[Exercise description]
Using the listing, copy each whole line that features "name".

[Records to process]
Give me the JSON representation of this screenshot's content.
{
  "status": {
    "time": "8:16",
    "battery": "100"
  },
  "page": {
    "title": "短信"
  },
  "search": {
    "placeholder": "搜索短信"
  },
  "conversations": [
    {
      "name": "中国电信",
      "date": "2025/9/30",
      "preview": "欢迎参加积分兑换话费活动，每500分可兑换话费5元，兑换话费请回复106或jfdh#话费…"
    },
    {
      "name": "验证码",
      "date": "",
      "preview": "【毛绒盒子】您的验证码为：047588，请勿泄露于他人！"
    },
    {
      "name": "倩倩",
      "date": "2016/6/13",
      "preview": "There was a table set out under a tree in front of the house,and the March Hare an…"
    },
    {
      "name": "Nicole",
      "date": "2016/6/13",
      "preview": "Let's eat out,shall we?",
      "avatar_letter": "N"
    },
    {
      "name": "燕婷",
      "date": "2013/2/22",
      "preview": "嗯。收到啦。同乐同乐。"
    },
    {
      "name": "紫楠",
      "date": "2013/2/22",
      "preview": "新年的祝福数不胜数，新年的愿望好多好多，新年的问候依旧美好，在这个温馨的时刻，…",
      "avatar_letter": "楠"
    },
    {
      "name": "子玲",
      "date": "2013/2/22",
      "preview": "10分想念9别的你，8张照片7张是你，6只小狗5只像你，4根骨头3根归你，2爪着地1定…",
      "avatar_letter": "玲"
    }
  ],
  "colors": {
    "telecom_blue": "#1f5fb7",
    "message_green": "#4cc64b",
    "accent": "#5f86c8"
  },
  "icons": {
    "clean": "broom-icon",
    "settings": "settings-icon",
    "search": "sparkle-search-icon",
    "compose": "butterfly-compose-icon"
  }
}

[Answer to this task]
      "name": "中国电信",
      "name": "验证码",
      "name": "倩倩",
      "name": "Nicole",
      "name": "燕婷",
      "name": "紫楠",
      "name": "子玲",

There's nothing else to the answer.